Travel maestro Theroux (The Great Railway Bazaar) conducts a rambling tour of the genre in this diverting meditation on passages from his own and other writers' works. Several chapters spotlight underappreciated travel writers from Samuel Johnson to Paul Bowles, while others explore themes both profound and whimsical. There are classic set-piece literary evocations, including Thoreau on the hush of the Maine woods and Henry James on the miserable pleasures of Venice. A section on storied but disappointing destinations fingers Tahiti as "a mildewed island of surly colonials"; travel epics—shipwrecks, Sahara crossings, Jon Krakauer's duel with Mount Everest—are celebrated; exotic meals are recalled (beetles, monkey eyes, and human flesh, anyone?); and some writers, like Emily Dickinson, just stay home and write about that. The weakest section is a compendium of aphoristic abstractions—"Travel is a vanishing act, a solitary trip down a pinched line of geography to oblivion"—while the strongest pieces descry a tangible place through a discerning eye and pungent sensibility: "I do not think I shall ever forget the sight of Etna at sunset," Evelyn Waugh rhapsodizes; "othing I have seen in Art or Nature was quite so revolting." Photos. (May 26) [Page ]. Copyright 2010 PWxyz LLC

Review by Publisher Summary 1

A literary handbook by the acclaimed author of Ghost Train to the Eastern Star celebrates a half-century of travel that intersperses excerpts from Theroux's works with selections that have inspired him as written by such authors as Vladimir Nabokov, Evelyn Waugh and Henry David Thoreau. 25,000 first printing.

Review by Publisher Summary 2

Presents excerpts of the author's own work interspersed with literary travel writings selected by the author that celebrate the virtues and the joy of travel.

Review by Publisher Summary 3

A collection of writings from Paul Theroux's fifty years of travel. Included are writings from other travelers such as Charles Dickens, Eudora Welty, Anton Chekhov, Ernest Hemingway and many others.

Review by Publisher Summary 4

This attractive imitation leather bound volume presents collected excerpts from the works of famed travel writer and novelist Paul Theroux (The Great Railway Bazaar, Mosquito Coast). Taken from over forty years of travel experience, the texts offer a window into the author's philosophy of travel as well as his thoughts on the historical journeys of a variety of other authors.
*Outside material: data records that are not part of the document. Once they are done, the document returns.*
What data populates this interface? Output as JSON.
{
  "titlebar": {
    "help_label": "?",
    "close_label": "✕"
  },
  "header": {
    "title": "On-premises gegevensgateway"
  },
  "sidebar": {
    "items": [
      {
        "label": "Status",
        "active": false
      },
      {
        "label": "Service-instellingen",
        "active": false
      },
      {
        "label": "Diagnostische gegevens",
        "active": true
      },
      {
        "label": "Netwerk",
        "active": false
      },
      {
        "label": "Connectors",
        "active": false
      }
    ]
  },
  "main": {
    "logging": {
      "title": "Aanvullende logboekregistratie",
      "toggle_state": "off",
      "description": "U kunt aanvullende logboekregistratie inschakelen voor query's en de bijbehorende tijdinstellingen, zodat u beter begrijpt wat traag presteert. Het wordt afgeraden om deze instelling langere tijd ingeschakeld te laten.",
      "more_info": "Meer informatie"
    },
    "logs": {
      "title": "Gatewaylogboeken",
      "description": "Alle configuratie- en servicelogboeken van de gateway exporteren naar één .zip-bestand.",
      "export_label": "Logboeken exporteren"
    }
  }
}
The brief entries are pleasant for browsing as well as reading straight through. The volume includes twenty-seven separate vignettes indexed by both people and places. Annotation ©2011 Book News, Inc., Portland, OR (

Review by Publisher Summary 5

Paul Theroux celebrates fifty years of wandering the globe by collecting the best writing on travel from the books that shaped him, as a reader and a traveler. Part philosophical guide, part miscellany, part reminiscence, The Tao of Travel enumerates “The Contents of Some Travelers’ Bags” and exposes “Writers Who Wrote about Places They Never Visited”; tracks extreme journeys in “Travel as an Ordeal” and highlights some of “Travelers’ Favorite Places.” Excerpts from the best of Theroux’s own work are interspersed with selections from travelers both familiar and unexpected: Vladimir Nabokov           J.R.R. Tolkien Samuel Johnson               Eudora WeltyEvelyn Waugh                  Isak Dinesen Charles Dickens               James Baldwin Henry David Thoreau       Pico Iyer Mark Twain                     Anton Chekhov Bruce Chatwin                  John McPheeFreya Stark                      Peter Matthiessen Graham Greene                Ernest Hemingway The Tao of Travel is a unique tribute to the pleasures and pains of travel in its golden age.

Review by Publisher Summary 6

A philosophical guidebook and collection of insights celebrating the joy of travel, chosen by eminent travel writer Paul Theroux